It is very important that you feed your older pet on a highly digestible food to ensure your pet gains the foods full nutritional value. It is also important that the food is highly palatable to ensure that your pet accepts it. Senior pet foods also need to contain Antioxidants to boost their immune system to help prevent premature ageing. To help with better skin and coat condition the food needs to contain Omega 3 and Omega 6 fatty acids. It is also important to help maintain healthy joints in older pets. This can be achieved by ensuring the food given contains glucosamine.
Research has shown that 85% of dogs and cats over the age of 6 have gingivitis and/or periodontal disease. Some early signs can be bad breath and redness or swelling in the gums. Checking your pet’s teeth on a regular basis for any broken teeth, build-up of tartar or gum problems will help keep your pet’s mouth healthy. If your pet has bad teeth it may result in secondary problems such as tooth loss, kidney or liver disorders and heart disease. If you have any concerns your veterinarian will be more than happy to do an oral exam.

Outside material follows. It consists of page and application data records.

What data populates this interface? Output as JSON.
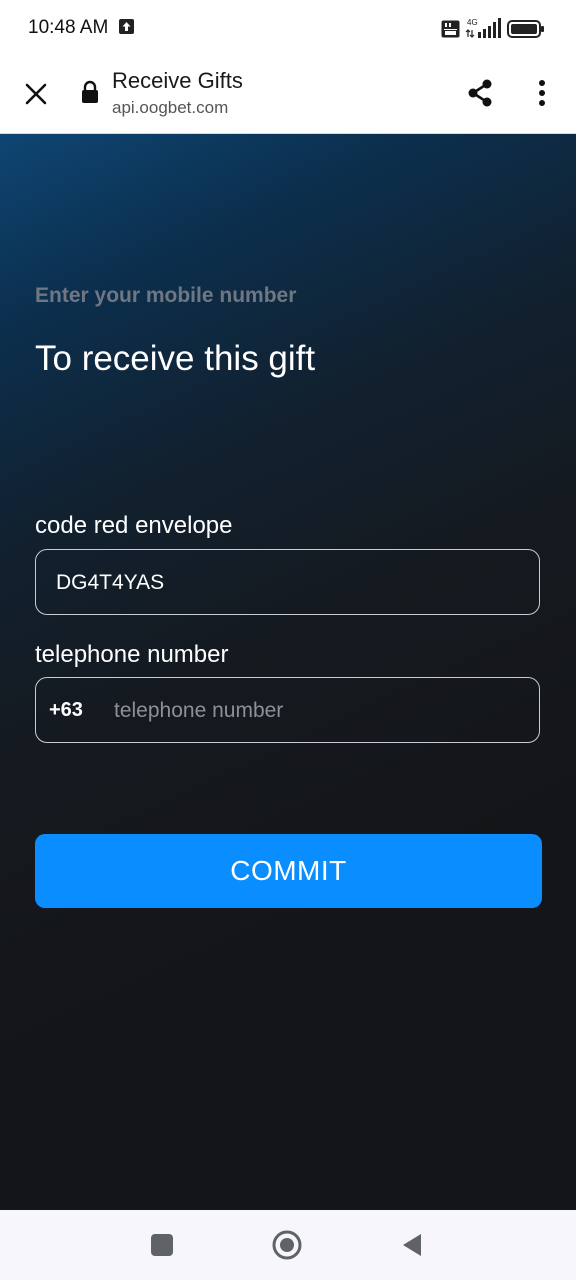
{
  "status_bar": {
    "time": "10:48 AM",
    "icons": [
      "upload-icon",
      "volte-icon",
      "signal-4g-icon",
      "battery-icon"
    ]
  },
  "browser": {
    "title": "Receive Gifts",
    "url": "api.oogbet.com",
    "icons": [
      "close-icon",
      "lock-icon",
      "share-icon",
      "more-vert-icon"
    ]
  },
  "form": {
    "subheading": "Enter your mobile number",
    "heading": "To receive this gift",
    "code": {
      "label": "code red envelope",
      "value": "DG4T4YAS"
    },
    "phone": {
      "label": "telephone number",
      "prefix": "+63",
      "placeholder": "telephone number",
      "value": ""
    },
    "commit_label": "COMMIT"
  },
  "nav_bar": {
    "icons": [
      "recents-icon",
      "home-icon",
      "back-icon"
    ]
  },
  "colors": {
    "accent": "#0a8dff",
    "page_background": "#141518",
    "subheading": "#6f7782"
  }
}
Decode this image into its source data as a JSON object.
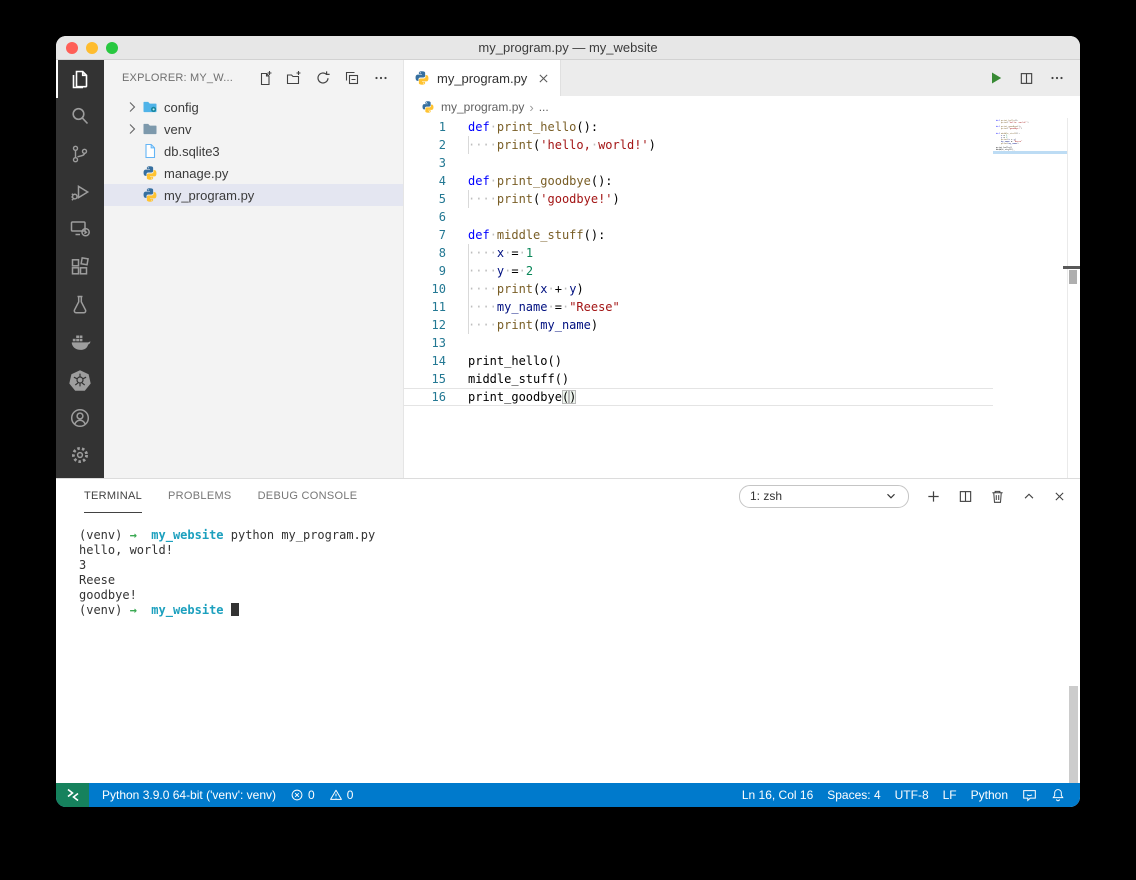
{
  "window": {
    "title": "my_program.py — my_website"
  },
  "activity_bar": {
    "items": [
      {
        "id": "explorer",
        "label": "Explorer",
        "active": true
      },
      {
        "id": "search",
        "label": "Search",
        "active": false
      },
      {
        "id": "source-control",
        "label": "Source Control",
        "active": false
      },
      {
        "id": "run-debug",
        "label": "Run and Debug",
        "active": false
      },
      {
        "id": "remote-explorer",
        "label": "Remote Explorer",
        "active": false
      },
      {
        "id": "extensions",
        "label": "Extensions",
        "active": false
      },
      {
        "id": "testing",
        "label": "Testing",
        "active": false
      },
      {
        "id": "docker",
        "label": "Docker",
        "active": false
      },
      {
        "id": "kubernetes",
        "label": "Kubernetes",
        "active": false
      }
    ],
    "bottom": [
      {
        "id": "accounts",
        "label": "Accounts",
        "active": false
      },
      {
        "id": "settings",
        "label": "Manage",
        "active": false
      }
    ]
  },
  "sidebar": {
    "title": "EXPLORER: MY_W...",
    "actions": [
      "new-file",
      "new-folder",
      "refresh",
      "collapse-all",
      "more"
    ],
    "tree": [
      {
        "label": "config",
        "icon": "folder-config",
        "chevron": true,
        "selected": false
      },
      {
        "label": "venv",
        "icon": "folder",
        "chevron": true,
        "selected": false
      },
      {
        "label": "db.sqlite3",
        "icon": "file",
        "chevron": false,
        "selected": false
      },
      {
        "label": "manage.py",
        "icon": "python",
        "chevron": false,
        "selected": false
      },
      {
        "label": "my_program.py",
        "icon": "python",
        "chevron": false,
        "selected": true
      }
    ]
  },
  "editor": {
    "tab": {
      "label": "my_program.py",
      "icon": "python"
    },
    "actions": [
      "run",
      "split-editor",
      "more"
    ],
    "breadcrumb": {
      "file": "my_program.py",
      "more": "..."
    },
    "code": [
      {
        "n": 1,
        "tokens": [
          [
            "kw",
            "def"
          ],
          [
            "ws",
            "·"
          ],
          [
            "fn",
            "print_hello"
          ],
          [
            "pl",
            "():"
          ]
        ]
      },
      {
        "n": 2,
        "indent": true,
        "tokens": [
          [
            "ws",
            "····"
          ],
          [
            "fn",
            "print"
          ],
          [
            "pl",
            "("
          ],
          [
            "str",
            "'hello,"
          ],
          [
            "ws",
            "·"
          ],
          [
            "str",
            "world!'"
          ],
          [
            "pl",
            ")"
          ]
        ]
      },
      {
        "n": 3,
        "tokens": []
      },
      {
        "n": 4,
        "tokens": [
          [
            "kw",
            "def"
          ],
          [
            "ws",
            "·"
          ],
          [
            "fn",
            "print_goodbye"
          ],
          [
            "pl",
            "():"
          ]
        ]
      },
      {
        "n": 5,
        "indent": true,
        "tokens": [
          [
            "ws",
            "····"
          ],
          [
            "fn",
            "print"
          ],
          [
            "pl",
            "("
          ],
          [
            "str",
            "'goodbye!'"
          ],
          [
            "pl",
            ")"
          ]
        ]
      },
      {
        "n": 6,
        "tokens": []
      },
      {
        "n": 7,
        "tokens": [
          [
            "kw",
            "def"
          ],
          [
            "ws",
            "·"
          ],
          [
            "fn",
            "middle_stuff"
          ],
          [
            "pl",
            "():"
          ]
        ]
      },
      {
        "n": 8,
        "indent": true,
        "tokens": [
          [
            "ws",
            "····"
          ],
          [
            "var",
            "x"
          ],
          [
            "ws",
            "·"
          ],
          [
            "pl",
            "="
          ],
          [
            "ws",
            "·"
          ],
          [
            "num",
            "1"
          ]
        ]
      },
      {
        "n": 9,
        "indent": true,
        "tokens": [
          [
            "ws",
            "····"
          ],
          [
            "var",
            "y"
          ],
          [
            "ws",
            "·"
          ],
          [
            "pl",
            "="
          ],
          [
            "ws",
            "·"
          ],
          [
            "num",
            "2"
          ]
        ]
      },
      {
        "n": 10,
        "indent": true,
        "tokens": [
          [
            "ws",
            "····"
          ],
          [
            "fn",
            "print"
          ],
          [
            "pl",
            "("
          ],
          [
            "var",
            "x"
          ],
          [
            "ws",
            "·"
          ],
          [
            "pl",
            "+"
          ],
          [
            "ws",
            "·"
          ],
          [
            "var",
            "y"
          ],
          [
            "pl",
            ")"
          ]
        ]
      },
      {
        "n": 11,
        "indent": true,
        "tokens": [
          [
            "ws",
            "····"
          ],
          [
            "var",
            "my_name"
          ],
          [
            "ws",
            "·"
          ],
          [
            "pl",
            "="
          ],
          [
            "ws",
            "·"
          ],
          [
            "str",
            "\"Reese\""
          ]
        ]
      },
      {
        "n": 12,
        "indent": true,
        "tokens": [
          [
            "ws",
            "····"
          ],
          [
            "fn",
            "print"
          ],
          [
            "pl",
            "("
          ],
          [
            "var",
            "my_name"
          ],
          [
            "pl",
            ")"
          ]
        ]
      },
      {
        "n": 13,
        "tokens": []
      },
      {
        "n": 14,
        "tokens": [
          [
            "pl",
            "print_hello()"
          ]
        ]
      },
      {
        "n": 15,
        "tokens": [
          [
            "pl",
            "middle_stuff()"
          ]
        ]
      },
      {
        "n": 16,
        "current": true,
        "tokens": [
          [
            "pl",
            "print_goodbye"
          ],
          [
            "bm",
            "("
          ],
          [
            "bm",
            ")"
          ]
        ]
      }
    ]
  },
  "panel": {
    "tabs": [
      {
        "label": "TERMINAL",
        "active": true
      },
      {
        "label": "PROBLEMS",
        "active": false
      },
      {
        "label": "DEBUG CONSOLE",
        "active": false
      }
    ],
    "shell_select": "1: zsh",
    "controls": [
      "add",
      "split-panel",
      "trash",
      "chevron-up",
      "close"
    ],
    "terminal": [
      [
        [
          "tp",
          "(venv) "
        ],
        [
          "ta",
          "→"
        ],
        [
          "tp",
          "  "
        ],
        [
          "td",
          "my_website"
        ],
        [
          "tp",
          " python my_program.py"
        ]
      ],
      [
        [
          "tp",
          "hello, world!"
        ]
      ],
      [
        [
          "tp",
          "3"
        ]
      ],
      [
        [
          "tp",
          "Reese"
        ]
      ],
      [
        [
          "tp",
          "goodbye!"
        ]
      ],
      [
        [
          "tp",
          "(venv) "
        ],
        [
          "ta",
          "→"
        ],
        [
          "tp",
          "  "
        ],
        [
          "td",
          "my_website"
        ],
        [
          "tp",
          " "
        ],
        [
          "cur",
          ""
        ]
      ]
    ]
  },
  "status_bar": {
    "left": [
      {
        "icon": "remote",
        "badge": true,
        "label": ""
      },
      {
        "label": "Python 3.9.0 64-bit ('venv': venv)"
      },
      {
        "icon": "error",
        "label": "0"
      },
      {
        "icon": "warning",
        "label": "0"
      }
    ],
    "right": [
      {
        "label": "Ln 16, Col 16"
      },
      {
        "label": "Spaces: 4"
      },
      {
        "label": "UTF-8"
      },
      {
        "label": "LF"
      },
      {
        "label": "Python"
      },
      {
        "icon": "feedback",
        "label": ""
      },
      {
        "icon": "bell",
        "label": ""
      }
    ]
  },
  "colors": {
    "status_bar": "#007ACC",
    "remote_badge": "#16825D",
    "traffic_lights": [
      "#FF5F57",
      "#FEBC2E",
      "#28C840"
    ],
    "keyword": "#0000FF",
    "function": "#795E26",
    "string": "#A31515",
    "number": "#098658",
    "variable": "#001080",
    "line_number": "#237893",
    "terminal_dir": "#1CA0BE",
    "terminal_arrow": "#3BA953"
  }
}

Osteoarthritis is a chronic, degenerative disease, which affects the joints resulting in pain and reduced flexibility. The most common joints affected are their hips, spine, knees, elbows and wrists. Signs to look out for are stiffness and decreased activity, limping, muscle wasting, difficulty rising, pain and in extreme cases cracking sound during joint movement. If you pet is overweight then this will also contribute to joint problems. If you are concerned that your pet if overweight then speak to one of our nursing staff or your vet and they will do a simple check for you.
Joints and Glucosamine
Cartilage is the protective covering over the ends of bones to allow smooth and pain free movement. When the cartilage begins to wear down the bones rub together causing pain. Damage to the cartilage can happen due to ageing, exercise or genetics. This can lead to loss of mobility and pain. Glucosamine will help repair the joints, relieving the pain caused by arthritis; it also stimulates the growth of the key components in the cartilage, connective tissue and joints. There are many joints all over the body that are subject to wear and tear. Glucosamine can halt the progression of the joint damage and help repair what damage has already been done.
It is very important with elderly dogs to make sure they are comfortable and have a warm place to sleep. Having a bed that is raised up off the cold floor will help to keep them warm and make it easier for them to get in and out bed. Also having their bed away from any drafts will also be of benefit. It is also a good idea to put a cover on the bedding so that can be removed and washed if needed. As pets get older, they can also begin to lose control and become incontinent so having a removable cover makes it easier for you to keep it clean.
Some Things to Watch Out for with Senior Pets
- Drinking more water
- Urinating more often
- Showing any lumps and bumps
- Suffering from bad breath
- Showing signs of a change in weight
- Showing behavioural changes like forgetting commands or house training, less interactive
- Showing signs of stiffness or limping
- Stiffness after exercise
- Having difficulty rising from a resting position
- Having trouble climbing stairs
Most importantly, ensure you senior pet is having a regular general checkup. Vets will often notice issues in their early stages and the earlier intervention and treatment takes place is almost always best for your pet.